[HOW TO COMPLETE THIS TASK] Go through the entries below and count the lines where "glyph" occurs. Give nothing but that number.

[INPUT]
++++++++++++++++++++
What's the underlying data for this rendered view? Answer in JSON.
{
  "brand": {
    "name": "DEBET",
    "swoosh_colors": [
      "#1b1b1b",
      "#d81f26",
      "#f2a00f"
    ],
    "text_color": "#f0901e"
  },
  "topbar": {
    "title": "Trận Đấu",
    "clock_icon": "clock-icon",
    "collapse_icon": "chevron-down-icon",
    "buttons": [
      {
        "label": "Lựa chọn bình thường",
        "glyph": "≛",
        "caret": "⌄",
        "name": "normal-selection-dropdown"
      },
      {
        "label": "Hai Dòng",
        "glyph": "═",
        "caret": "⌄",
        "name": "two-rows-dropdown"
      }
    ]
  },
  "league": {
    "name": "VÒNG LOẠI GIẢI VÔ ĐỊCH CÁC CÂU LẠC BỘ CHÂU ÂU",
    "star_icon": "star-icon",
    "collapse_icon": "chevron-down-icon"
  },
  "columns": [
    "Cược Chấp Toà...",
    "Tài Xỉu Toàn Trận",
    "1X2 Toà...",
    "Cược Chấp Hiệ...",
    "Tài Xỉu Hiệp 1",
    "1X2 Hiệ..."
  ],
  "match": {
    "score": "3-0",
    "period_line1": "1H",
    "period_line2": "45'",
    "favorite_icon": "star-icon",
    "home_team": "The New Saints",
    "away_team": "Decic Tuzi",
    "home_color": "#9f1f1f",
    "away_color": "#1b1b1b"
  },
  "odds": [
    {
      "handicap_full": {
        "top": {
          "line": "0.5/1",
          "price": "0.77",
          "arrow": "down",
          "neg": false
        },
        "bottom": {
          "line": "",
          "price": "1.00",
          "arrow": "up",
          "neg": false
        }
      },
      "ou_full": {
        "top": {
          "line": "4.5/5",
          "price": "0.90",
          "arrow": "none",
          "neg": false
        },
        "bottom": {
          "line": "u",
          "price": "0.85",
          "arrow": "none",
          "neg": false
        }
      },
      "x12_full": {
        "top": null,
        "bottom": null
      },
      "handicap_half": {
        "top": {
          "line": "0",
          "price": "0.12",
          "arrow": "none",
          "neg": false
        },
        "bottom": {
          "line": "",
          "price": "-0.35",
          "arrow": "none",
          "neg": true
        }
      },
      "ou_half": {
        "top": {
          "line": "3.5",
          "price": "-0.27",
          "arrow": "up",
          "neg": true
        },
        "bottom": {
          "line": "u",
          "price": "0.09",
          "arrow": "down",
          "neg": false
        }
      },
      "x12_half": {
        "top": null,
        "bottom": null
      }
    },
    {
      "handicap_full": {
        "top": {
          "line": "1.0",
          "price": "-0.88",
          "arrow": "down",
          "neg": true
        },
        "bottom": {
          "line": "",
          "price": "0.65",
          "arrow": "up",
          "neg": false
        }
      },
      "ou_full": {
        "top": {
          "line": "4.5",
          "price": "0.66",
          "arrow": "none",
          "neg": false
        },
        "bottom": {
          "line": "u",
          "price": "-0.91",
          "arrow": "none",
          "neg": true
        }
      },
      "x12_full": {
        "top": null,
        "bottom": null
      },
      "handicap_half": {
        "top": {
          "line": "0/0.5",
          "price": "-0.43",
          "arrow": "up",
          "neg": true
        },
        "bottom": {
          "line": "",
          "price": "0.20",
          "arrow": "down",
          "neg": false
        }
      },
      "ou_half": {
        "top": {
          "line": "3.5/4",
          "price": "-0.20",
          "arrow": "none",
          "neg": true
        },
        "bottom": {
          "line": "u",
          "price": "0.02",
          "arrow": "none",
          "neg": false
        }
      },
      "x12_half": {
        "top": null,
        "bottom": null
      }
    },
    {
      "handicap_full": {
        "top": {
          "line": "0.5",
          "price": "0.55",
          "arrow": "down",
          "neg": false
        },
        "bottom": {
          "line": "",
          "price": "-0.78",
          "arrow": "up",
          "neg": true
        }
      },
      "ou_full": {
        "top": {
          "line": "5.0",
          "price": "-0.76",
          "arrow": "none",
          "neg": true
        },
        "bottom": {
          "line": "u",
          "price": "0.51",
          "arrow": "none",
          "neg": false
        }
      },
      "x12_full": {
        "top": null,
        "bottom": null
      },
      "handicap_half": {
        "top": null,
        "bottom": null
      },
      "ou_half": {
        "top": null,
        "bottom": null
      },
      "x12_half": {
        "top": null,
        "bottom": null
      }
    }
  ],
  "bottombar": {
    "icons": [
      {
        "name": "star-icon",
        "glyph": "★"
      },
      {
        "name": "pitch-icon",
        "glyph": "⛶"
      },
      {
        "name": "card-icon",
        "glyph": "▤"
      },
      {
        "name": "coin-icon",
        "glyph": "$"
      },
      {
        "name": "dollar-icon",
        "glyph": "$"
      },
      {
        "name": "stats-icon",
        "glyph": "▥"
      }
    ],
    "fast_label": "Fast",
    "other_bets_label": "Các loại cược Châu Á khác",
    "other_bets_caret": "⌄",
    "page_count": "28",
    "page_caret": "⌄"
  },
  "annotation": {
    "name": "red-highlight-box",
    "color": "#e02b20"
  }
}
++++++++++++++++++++
[ANSWER FOR THE TASK] 8